Breaking two years of silence since the 2012 conviction of Bishop Robert Finn of Kansas City, a key cardinal and adviser to the pope said the church must deal with the situation soon.
Speaking with the CBS newsmagazine “60 Minutes,” Cardinal Seán O’Malley, the archbishop of Boston, said he understands the message that leaving Finn in place sends to Catholics.
“It’s a question the Holy See needs to address urgently,” O’Malley said in an interview with correspondent Norah O’Donnell.
A spokesman for the Catholic Diocese of Kansas City-St. Joseph, which Finn leads, declined to comment on O’Malley’s remarks.
A Jackson County judge convicted Finn of misdemeanor failure to report suspicions of child abuse for not telling authorities about a priest who later pleaded guilty to producing child pornography.
CBS on Friday released excerpts of the interview with O’Malley, which is expected to air Sunday evening.
In the excerpt, O’Donnell followed up by asking O’Malley if Pope Francis recognized the urgency of Finn’s situation in Kansas City.
“There’s a recognition … from Pope Francis,” O’Malley replied.
O’Malley’s comments carry weight because of his close relationship with Pope Francis. He advises the pontiff on church reform as one of eight members of the Council of Cardinals. Last December, the pope appointed O’Malley to lead a commission that deals with the sexual abuse of minors in the church worldwide.
Scrutiny of Finn has heightened this fall after he completed two years of probation on his criminal conviction.
In September, the Vatican dispatched Archbishop Terrence Prendergast of Ottawa, Ontario, to examine Finn’s leadership of the Kansas City-St. Joseph diocese and prepare a report.
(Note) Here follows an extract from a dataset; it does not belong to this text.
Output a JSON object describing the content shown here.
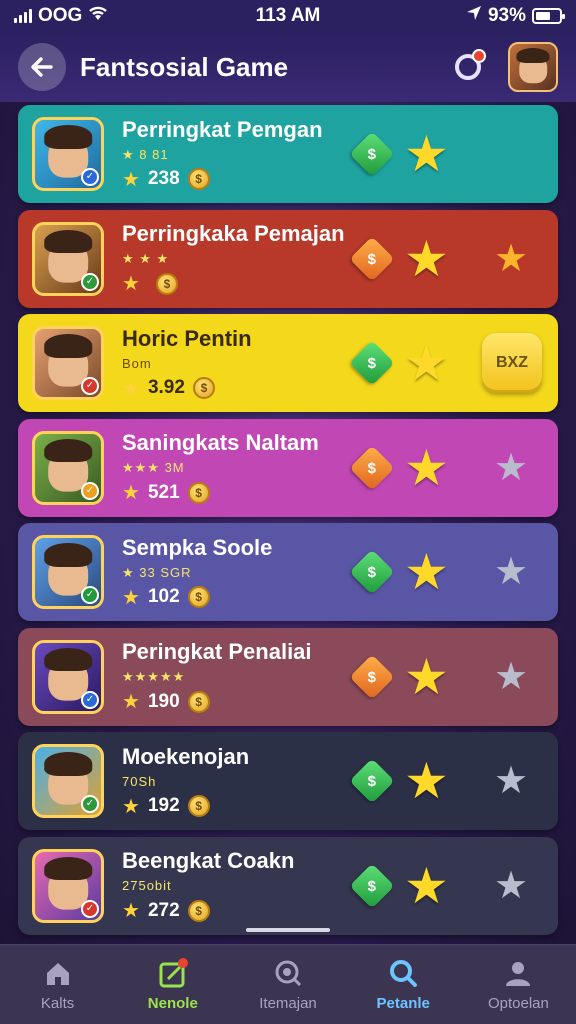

According to participants in the meeting, Prendergast questioned local church leaders about Finn and how his conviction had challenged his ability to lead Catholics here.
In a cordial letter to Jeff Weis, a local Catholic who has petitioned the church to remove Finn, Prendergast wrote on Oct. 14 that he had completed his report, which “is now in the hands of Vatican officials.”
“Please pray that, whatever the outcome of the consultation, the mission of the Church may be furthered for God’s greater glory,” Prendergast wrote.
During the “60 Minutes” interview, O’Malley acknowledged that Finn’s conviction would prevent him from teaching Sunday school in the Boston archdiocese, a stinging observation about a sitting bishop and spiritual shepherd.
Until now, no member of the U.S. Catholic hierarchy has publicly spoken critically of Finn.
Weis said he was encouraged that national media and senior church leaders still were discussing Finn’s conviction two years after a judge handed it down. He said he will reserve judgment on O’Malley’s remarks until he sees the interview in its full context Sunday evening.
“I have to take a wait-and-see approach,” Weis said. “It’s been a long road. Glaciers move faster than the Catholic Church.”
In response to the “60 Minutes” interview, Jackson County Prosecutor Jean Peters Baker issued a statement saying she was “encouraged by comments from within the church urging stronger action to protect children.”
The Rev. James Connell, a priest and canon lawyer from the Milwaukee archdiocese who has been critical of Finn, said he was encouraged, but not satisfied, by the cardinal’s comments.
“I would express gratitude that Cardinal O’Malley spoke as openly and honestly as he did,” Connell said. “But it’s one thing to say that it needs urgent action and another for that action to be taken.”
Connell said that simply removing Finn from his post in Kansas City might miss an opportunity for healing. He said the pope should consider appointing a “temporary administrator” for the diocese and then suspending Finn as bishop for two years, much as the judge put him on probation.
Finn then could spend each day talking with abuse survivors, parish members and reporters and fully answering their questions about his stewardship of the diocese, Connell said. Finally he could reflect and write reports on how this “laboratory of healing” had worked.
“Let’s turn this into something positive,” Connell said.
Finn came under fire for his handling of now-defrocked priest Shawn Ratigan’s child pornography case.
In December 2010, a computer technician found hundreds of lewd photos of young girls on Ratigan’s laptop computer. Finn and other church leaders and employees did not notify authorities of the full extent of their suspicions for months.
Ratigan later pleaded guilty to federal child pornography charges and was sentenced to 50 years in prison. His case triggered a wave of litigation alleging that church leaders had covered up sexual abuse by priests in the diocese.
Of the seven lawsuits filed related to Ratigan, four settled for a total of $3.7 million, two were dismissed and one remains pending.
In total, the diocese has spent about $17 million settling abuse lawsuits in the last 16 months, many for allegations that were decades old.
In 2008, Finn approved a $10 million settlement with 47 plaintiffs. But after Ratigan’s crimes were exposed, an arbitrator in July ordered the diocese to pay an additional $1.1 million for violating the terms of that settlement.